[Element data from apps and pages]
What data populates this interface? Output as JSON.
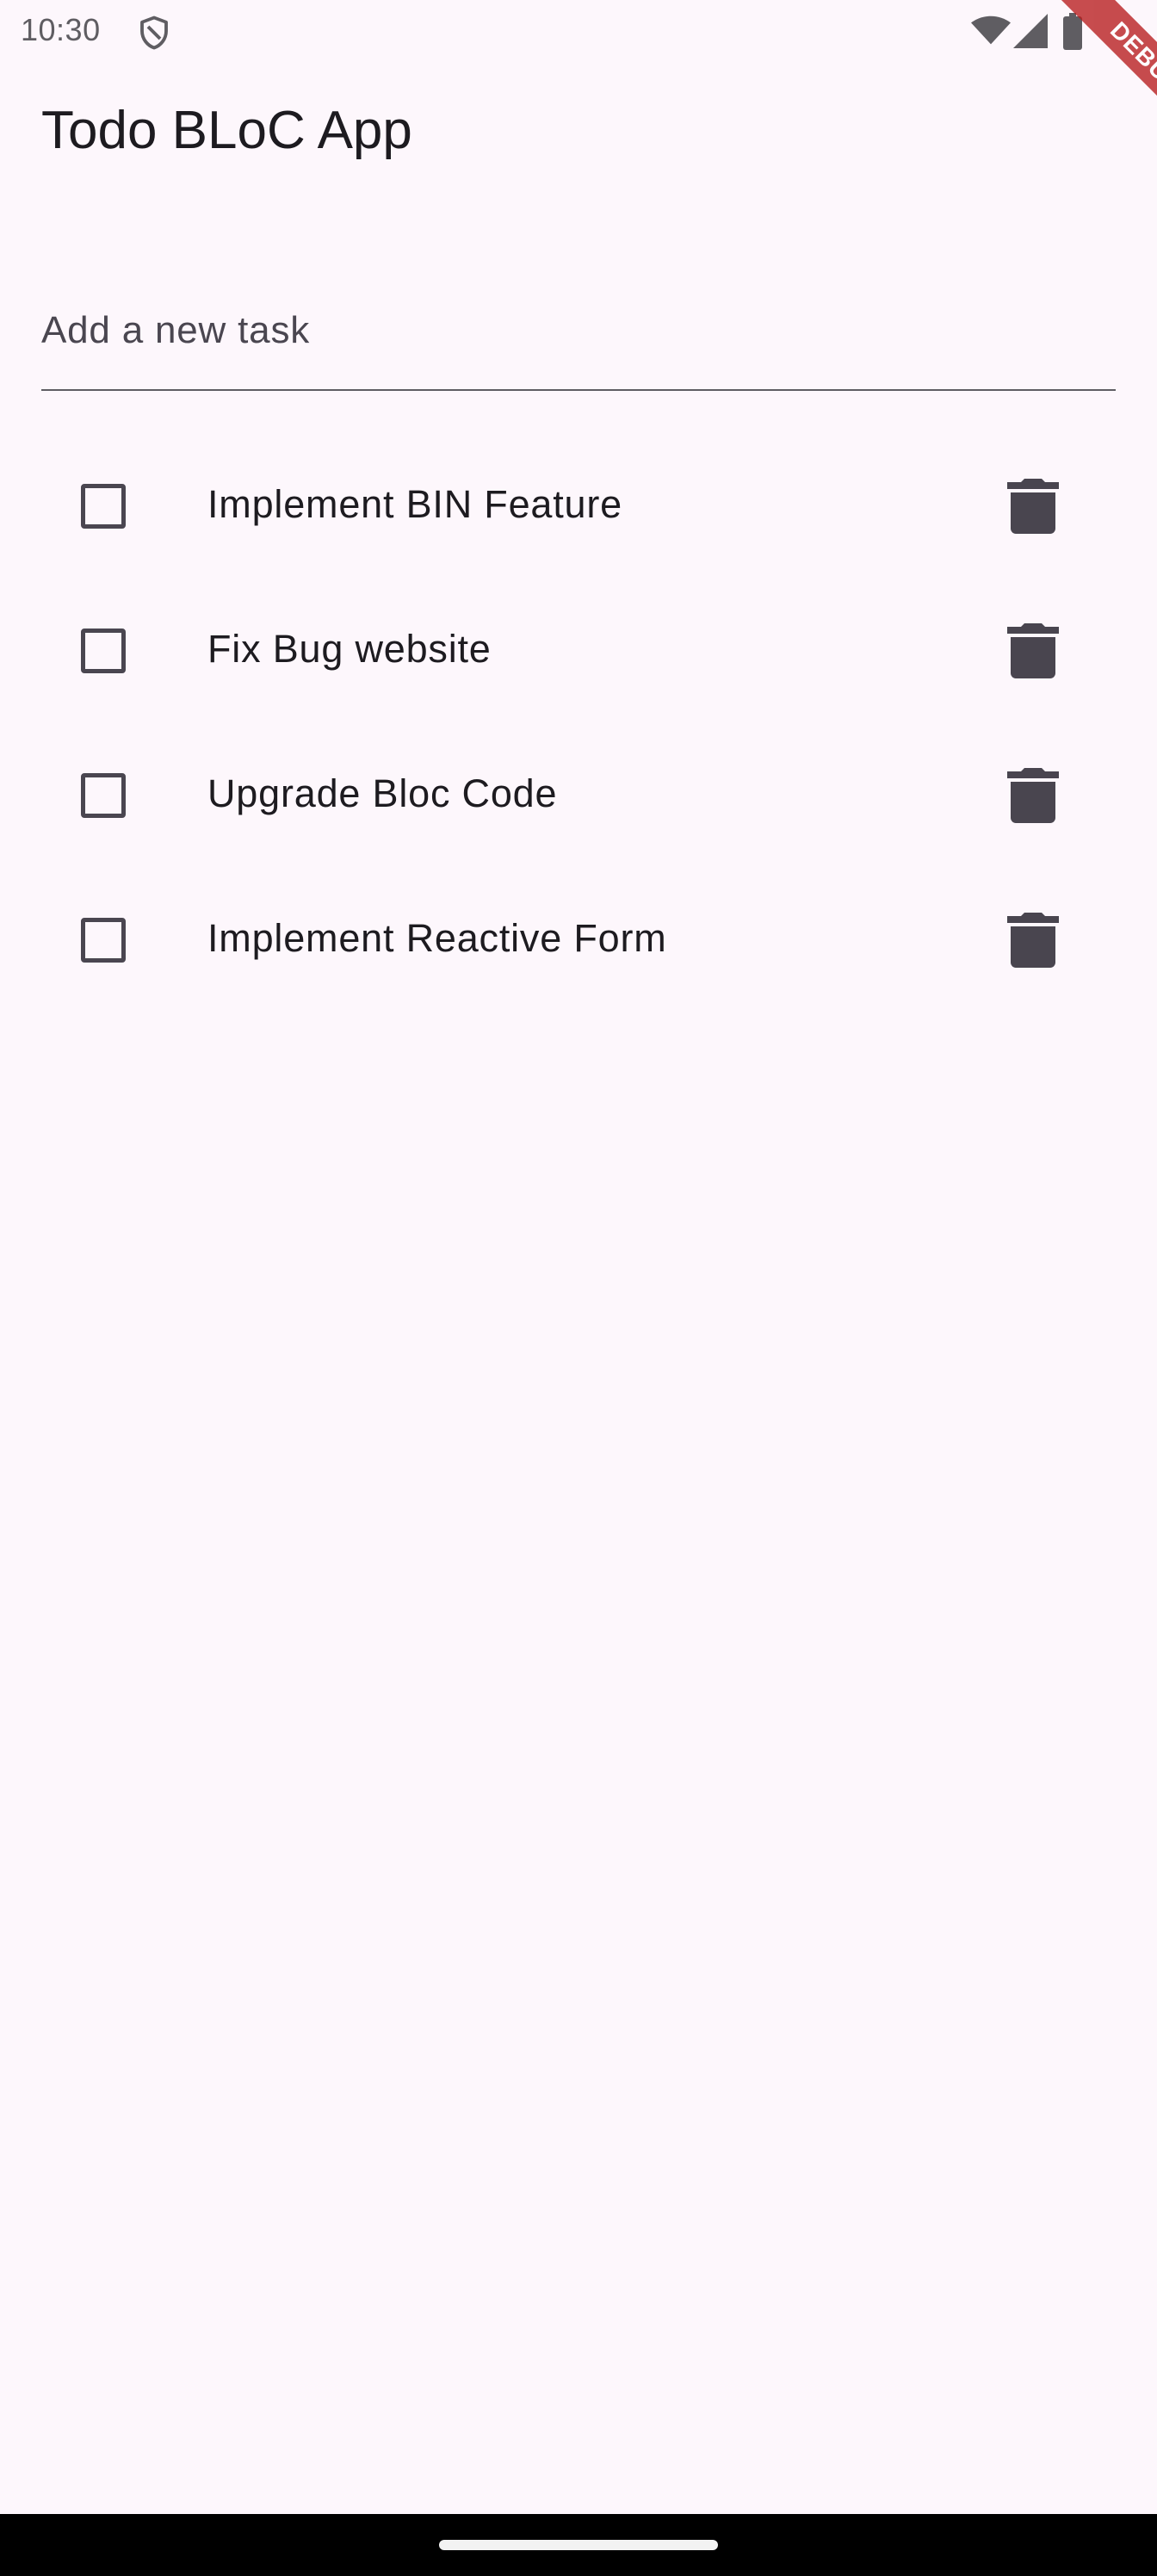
{
  "status_bar": {
    "time": "10:30",
    "icons": [
      "shield-icon",
      "wifi-icon",
      "signal-icon",
      "battery-icon"
    ]
  },
  "debug_banner": {
    "label": "DEBUG",
    "color": "#b71c1c"
  },
  "app_bar": {
    "title": "Todo BLoC App"
  },
  "new_task": {
    "placeholder": "Add a new task",
    "value": ""
  },
  "todos": [
    {
      "label": "Implement BIN Feature",
      "done": false,
      "delete_icon": "trash-icon"
    },
    {
      "label": "Fix Bug website",
      "done": false,
      "delete_icon": "trash-icon"
    },
    {
      "label": "Upgrade Bloc Code",
      "done": false,
      "delete_icon": "trash-icon"
    },
    {
      "label": "Implement Reactive Form",
      "done": false,
      "delete_icon": "trash-icon"
    }
  ],
  "colors": {
    "background": "#fdf7fc",
    "text": "#1d1b20",
    "icon": "#49454f",
    "navigation_bar": "#000000"
  }
}
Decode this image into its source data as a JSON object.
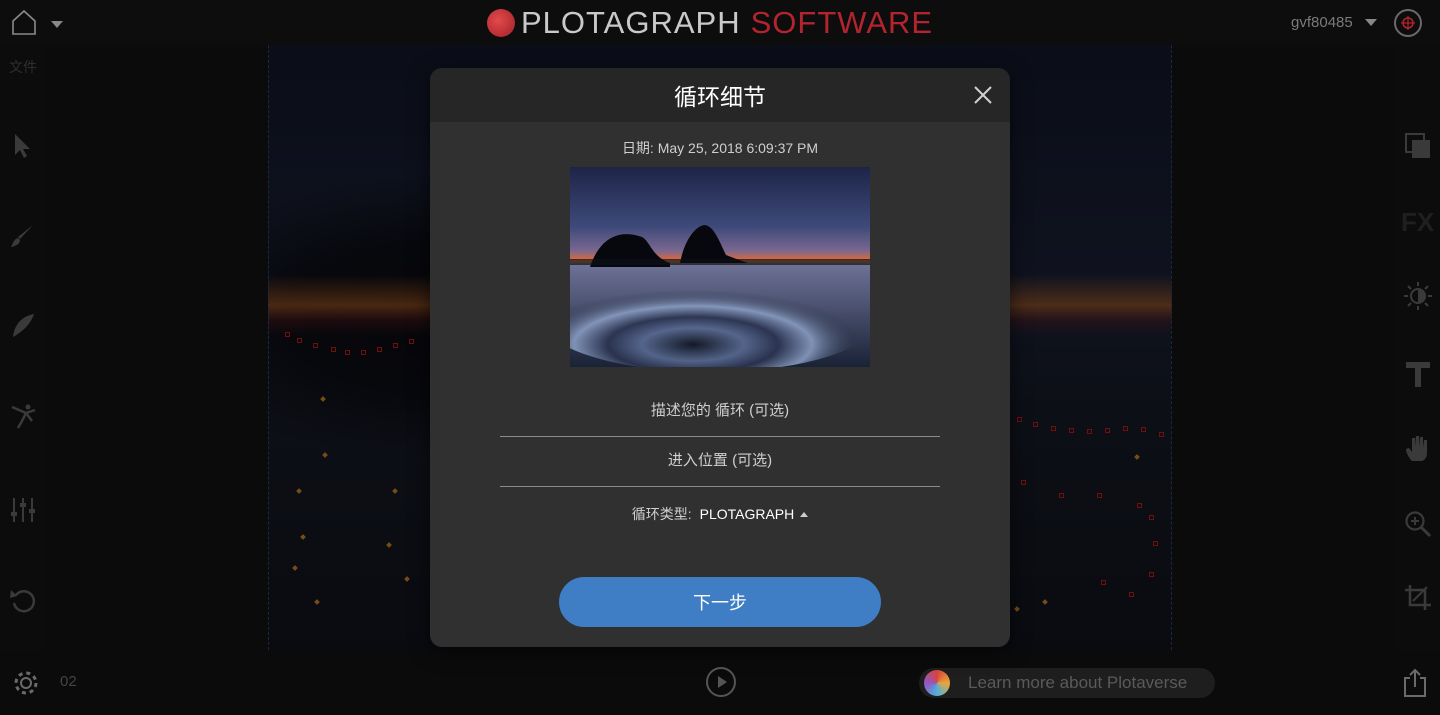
{
  "header": {
    "logo_primary": "PLOTAGRAPH",
    "logo_secondary": "SOFTWARE",
    "username": "gvf80485"
  },
  "sidebar_left": {
    "file_label": "文件",
    "tools": [
      "select-arrow-icon",
      "brush-icon",
      "feather-icon",
      "dancer-icon",
      "sliders-icon",
      "undo-icon"
    ]
  },
  "sidebar_right": {
    "tools": [
      "layers-icon",
      "fx-icon",
      "brightness-icon",
      "text-icon",
      "hand-icon",
      "zoom-icon",
      "crop-icon"
    ],
    "fx_label": "FX"
  },
  "bottom": {
    "frame_number": "02",
    "learn_more": "Learn more about Plotaverse"
  },
  "dialog": {
    "title": "循环细节",
    "date_label": "日期: May 25, 2018 6:09:37 PM",
    "describe_placeholder": "描述您的 循环 (可选)",
    "location_placeholder": "进入位置 (可选)",
    "loop_type_label": "循环类型:",
    "loop_type_value": "PLOTAGRAPH",
    "next_button": "下一步"
  },
  "colors": {
    "accent_button": "#3f7ec4",
    "logo_red": "#b3242e",
    "dialog_bg": "#303030",
    "dialog_header": "#262626"
  }
}
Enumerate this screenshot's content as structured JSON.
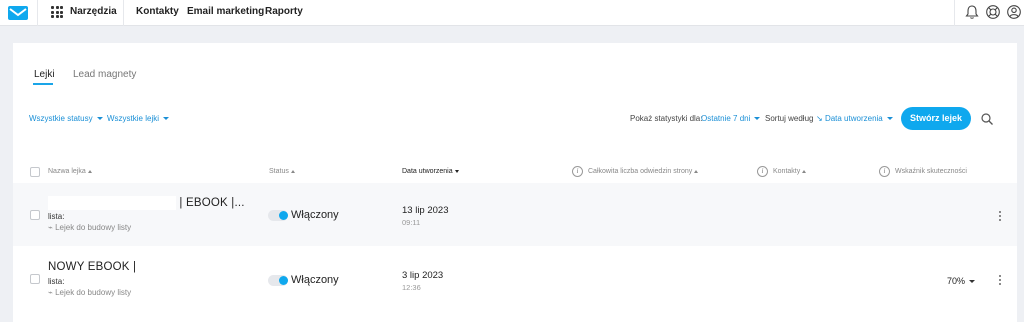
{
  "topnav": {
    "tools_label": "Narzędzia",
    "items": [
      "Kontakty",
      "Email marketing",
      "Raporty"
    ]
  },
  "tabs": [
    {
      "label": "Lejki",
      "active": true
    },
    {
      "label": "Lead magnety",
      "active": false
    }
  ],
  "filters": {
    "statuses": "Wszystkie statusy",
    "funnels": "Wszystkie lejki",
    "stats_label": "Pokaż statystyki dla:",
    "stats_value": "Ostatnie 7 dni",
    "sort_label": "Sortuj według",
    "sort_value": "Data utworzenia"
  },
  "create_button": "Stwórz lejek",
  "columns": {
    "name": "Nazwa lejka",
    "status": "Status",
    "created": "Data utworzenia",
    "visits": "Całkowita liczba odwiedzin strony",
    "contacts": "Kontakty",
    "effectiveness": "Wskaźnik skuteczności"
  },
  "rows": [
    {
      "name": "| EBOOK |...",
      "list": "lista:",
      "type": "Lejek do budowy listy",
      "status": "Włączony",
      "date": "13 lip 2023",
      "time": "09:11",
      "effectiveness": ""
    },
    {
      "name": "NOWY EBOOK |",
      "list": "lista:",
      "type": "Lejek do budowy listy",
      "status": "Włączony",
      "date": "3 lip 2023",
      "time": "12:36",
      "effectiveness": "70%"
    }
  ],
  "colors": {
    "accent": "#0fa8ee",
    "link": "#1a8fd6",
    "background": "#eef0f4"
  },
  "icons": [
    "envelope-logo-icon",
    "apps-grid-icon",
    "bell-icon",
    "help-lifebuoy-icon",
    "user-avatar-icon",
    "search-icon",
    "info-icon",
    "funnel-icon",
    "kebab-menu-icon"
  ]
}
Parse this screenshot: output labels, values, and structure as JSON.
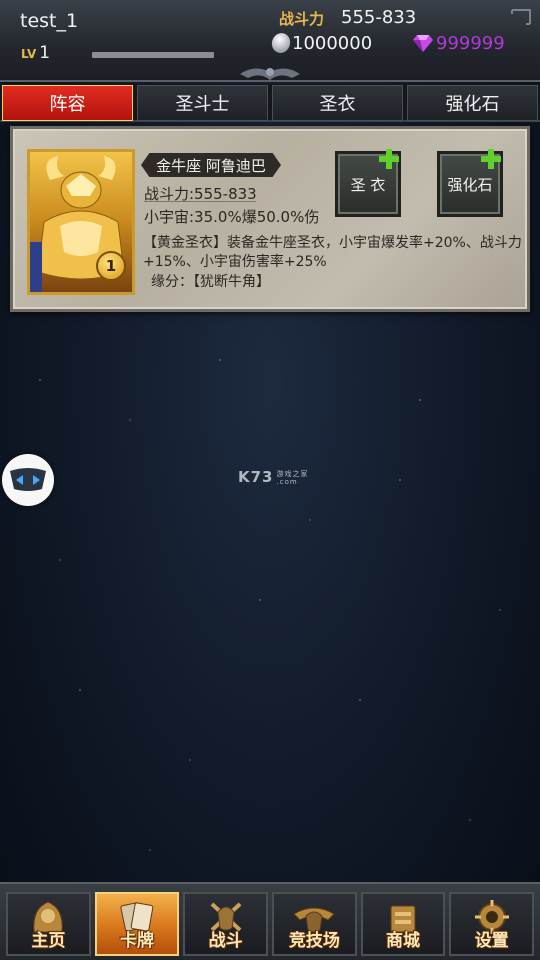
{
  "header": {
    "username": "test_1",
    "level_tag": "LV",
    "level": "1",
    "exp_progress": 0,
    "power_label": "战斗力",
    "power_value": "555-833",
    "silver_value": "1000000",
    "gem_value": "999999",
    "gem_color": "#b03ad8"
  },
  "tabs": [
    {
      "label": "阵容",
      "active": true
    },
    {
      "label": "圣斗士",
      "active": false
    },
    {
      "label": "圣衣",
      "active": false
    },
    {
      "label": "强化石",
      "active": false
    }
  ],
  "hero": {
    "name": "金牛座 阿鲁迪巴",
    "power": "战斗力:555-833",
    "cosmos": "小宇宙:35.0%爆50.0%伤",
    "description": "【黄金圣衣】装备金牛座圣衣，小宇宙爆发率+20%、战斗力+15%、小宇宙伤害率+25%",
    "bond": "缘分：【犹断牛角】",
    "star_level": "1",
    "armor_button": "圣 衣",
    "stone_button": "强化石"
  },
  "watermark": {
    "main": "K73",
    "sub": "游戏之家",
    "domain": ".com"
  },
  "bottom_nav": [
    {
      "label": "主页",
      "icon": "home-icon",
      "active": false
    },
    {
      "label": "卡牌",
      "icon": "cards-icon",
      "active": true
    },
    {
      "label": "战斗",
      "icon": "battle-icon",
      "active": false
    },
    {
      "label": "竞技场",
      "icon": "arena-icon",
      "active": false
    },
    {
      "label": "商城",
      "icon": "shop-icon",
      "active": false
    },
    {
      "label": "设置",
      "icon": "settings-icon",
      "active": false
    }
  ],
  "colors": {
    "accent_gold": "#e8b64a",
    "tab_active": "#d21e14",
    "nav_active": "#e08a24"
  }
}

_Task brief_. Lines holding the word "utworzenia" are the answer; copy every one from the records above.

_Exercise answer_.
    "sort_value": "Data utworzenia"
    "created": "Data utworzenia",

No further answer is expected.